whitespider
05-10-2012, 03:24 AM
Knowing about computer hardware does not happen instantly the moment you 'touch' a computer. We might get a little annoyed when someone asks something obvious that we know about in great detail, what we sometimes forget is that 'at some point' we where that very person.

In the past 5+ years, what important info have you picked up that's helped you make better decisions when it comes to computer hardware or even computer software/function?


Me:




The importance of quality cpu coolant being less relevant to cooling than it is to system stability (past 2 years)

Amd microstutter being very real (past 1 year)

How features on a motherboard are great, however the build quality of the thing trumps most features - - because that truly factors into system stability on a level I never considered (past year)

Not listening to professional reviews and being convinced by them. And listening to actual user feedback instead. Because reviews can often be biased, and they don't deal with the day-to-day issues, the drivers in the long term, etc. (also, learning to quickly identify relentless fanboys and ignore them in favor or objective people) (Past 2 years)

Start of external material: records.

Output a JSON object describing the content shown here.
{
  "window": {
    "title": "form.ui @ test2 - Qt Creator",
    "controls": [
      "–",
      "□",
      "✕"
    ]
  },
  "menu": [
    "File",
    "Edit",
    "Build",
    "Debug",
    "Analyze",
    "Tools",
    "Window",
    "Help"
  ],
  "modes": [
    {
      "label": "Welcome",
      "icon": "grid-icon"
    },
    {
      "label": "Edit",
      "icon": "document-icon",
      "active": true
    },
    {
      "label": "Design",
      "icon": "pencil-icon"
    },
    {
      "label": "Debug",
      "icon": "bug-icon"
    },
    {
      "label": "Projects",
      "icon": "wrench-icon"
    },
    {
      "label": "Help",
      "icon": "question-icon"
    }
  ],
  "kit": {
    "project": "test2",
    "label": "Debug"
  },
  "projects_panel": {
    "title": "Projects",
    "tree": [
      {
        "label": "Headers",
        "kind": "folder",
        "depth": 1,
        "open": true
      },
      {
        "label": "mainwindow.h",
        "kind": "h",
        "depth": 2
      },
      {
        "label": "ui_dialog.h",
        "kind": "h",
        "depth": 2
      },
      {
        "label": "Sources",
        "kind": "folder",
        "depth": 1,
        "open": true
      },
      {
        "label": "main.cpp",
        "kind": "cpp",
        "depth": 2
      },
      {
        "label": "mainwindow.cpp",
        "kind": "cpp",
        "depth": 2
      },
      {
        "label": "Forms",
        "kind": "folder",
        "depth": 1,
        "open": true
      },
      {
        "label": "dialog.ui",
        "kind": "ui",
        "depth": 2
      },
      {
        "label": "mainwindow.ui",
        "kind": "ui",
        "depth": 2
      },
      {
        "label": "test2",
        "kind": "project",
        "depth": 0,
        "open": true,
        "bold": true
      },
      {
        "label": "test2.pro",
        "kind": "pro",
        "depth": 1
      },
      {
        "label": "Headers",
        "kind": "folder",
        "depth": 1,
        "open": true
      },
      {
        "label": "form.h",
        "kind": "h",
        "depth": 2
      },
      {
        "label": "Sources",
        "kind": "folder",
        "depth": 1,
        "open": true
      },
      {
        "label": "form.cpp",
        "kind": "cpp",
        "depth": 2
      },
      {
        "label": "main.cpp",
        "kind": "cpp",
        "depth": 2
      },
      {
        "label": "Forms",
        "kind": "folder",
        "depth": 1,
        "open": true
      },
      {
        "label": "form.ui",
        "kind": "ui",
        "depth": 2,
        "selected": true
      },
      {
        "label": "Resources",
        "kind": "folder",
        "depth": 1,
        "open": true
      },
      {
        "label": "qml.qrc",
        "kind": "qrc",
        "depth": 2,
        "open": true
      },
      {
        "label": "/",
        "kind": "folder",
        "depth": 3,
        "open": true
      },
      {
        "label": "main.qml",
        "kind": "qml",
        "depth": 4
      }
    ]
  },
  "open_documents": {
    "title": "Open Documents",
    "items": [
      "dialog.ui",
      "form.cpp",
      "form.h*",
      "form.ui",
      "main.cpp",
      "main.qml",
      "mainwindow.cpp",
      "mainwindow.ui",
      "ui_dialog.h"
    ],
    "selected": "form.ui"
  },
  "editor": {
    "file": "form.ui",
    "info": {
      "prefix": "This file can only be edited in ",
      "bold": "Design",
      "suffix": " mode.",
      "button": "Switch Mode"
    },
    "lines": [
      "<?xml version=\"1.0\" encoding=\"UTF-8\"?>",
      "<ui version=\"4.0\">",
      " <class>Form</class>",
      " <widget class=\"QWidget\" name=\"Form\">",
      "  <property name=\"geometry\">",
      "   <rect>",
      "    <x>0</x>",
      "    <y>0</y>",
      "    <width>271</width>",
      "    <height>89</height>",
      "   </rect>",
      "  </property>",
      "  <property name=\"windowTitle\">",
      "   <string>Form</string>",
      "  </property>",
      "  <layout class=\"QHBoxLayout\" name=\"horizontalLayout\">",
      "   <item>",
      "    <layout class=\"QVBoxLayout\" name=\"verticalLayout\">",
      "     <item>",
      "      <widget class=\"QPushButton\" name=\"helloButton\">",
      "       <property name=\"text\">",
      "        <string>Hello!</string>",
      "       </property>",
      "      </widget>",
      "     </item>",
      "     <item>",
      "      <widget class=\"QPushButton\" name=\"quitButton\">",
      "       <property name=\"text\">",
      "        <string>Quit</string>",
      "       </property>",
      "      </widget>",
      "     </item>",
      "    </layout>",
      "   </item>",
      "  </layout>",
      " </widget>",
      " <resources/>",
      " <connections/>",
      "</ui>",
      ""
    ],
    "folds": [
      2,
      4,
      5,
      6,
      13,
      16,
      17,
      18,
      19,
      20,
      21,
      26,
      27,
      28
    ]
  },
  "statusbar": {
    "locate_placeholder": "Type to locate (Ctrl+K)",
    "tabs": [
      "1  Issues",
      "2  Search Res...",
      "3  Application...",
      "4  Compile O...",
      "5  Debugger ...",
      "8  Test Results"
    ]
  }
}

The price of things usually factors into their lasting power. And sure, that's easy to guess. It's another thing to KNOW it. (Past 2 years)

Being aware of every single .exe file and it's purpose, function, and hooks on my system. So I can avoid clutter-lag. (Past 5 years)


And lot's of other things. That's enough to get the ball rolling however.

warnold007
05-10-2012, 04:14 AM
That a good PSU matters... and matters a lot... :)
BSODs, hangs, crashes and faults can be caused by poor power supply unit...

It only dawned on me a few years back (~4 years ago) that the reason I was failing to burn DVDs with my computer from around 8 years ago (yeah... I said burning DVDs... haha... does anyone still 'burn'?), was cause my PSU cannot handle the load when I plug in all my HDDs and periperals. Plus the fans I put in to cool my rig!
I wasted so many blank DVDs thinking it was because I bought cheap medium, but now I know it was coz of my generic 300W psu... yuck! I wasn't able to figure out what the problem was back then...

As I went to build high-end and better rigs... I learned the importance more and more... No no to cheapo PSUs for good and stable builds... :)

Now I have am 80+ 950W PSU! And I'm still worried it might not be enough for my Radeon TriFire... haha...

mav451
05-10-2012, 07:38 AM
Haha more like the past 10 years.

#1. The difference between P95 stable and 3D stable is substantial. Without 3D (i.e. gaming) loads, you can't hope to have any real-world capable OCs. Sorry if I sound preachy, but this is my own major complaint when people are boastful and proud of their suicide screens.

I mean congrats - you have a picture. What does the picture do? Nothing. *PS - I'm well aware this includes the helium 8Ghz+ OC recently for the BD hehe.
3D stable is the only real-world relevant OC and that's something I made a point of using from that point on.

The reason I bring this up is b/c I used to be a young, immature OCer and thought that bringing a P95-only stable OC to a LAN was a smart idea. To get an age on this, I was using an ATi 8500LE and an 2500 XP-M at the time....oh man I was so stupid then.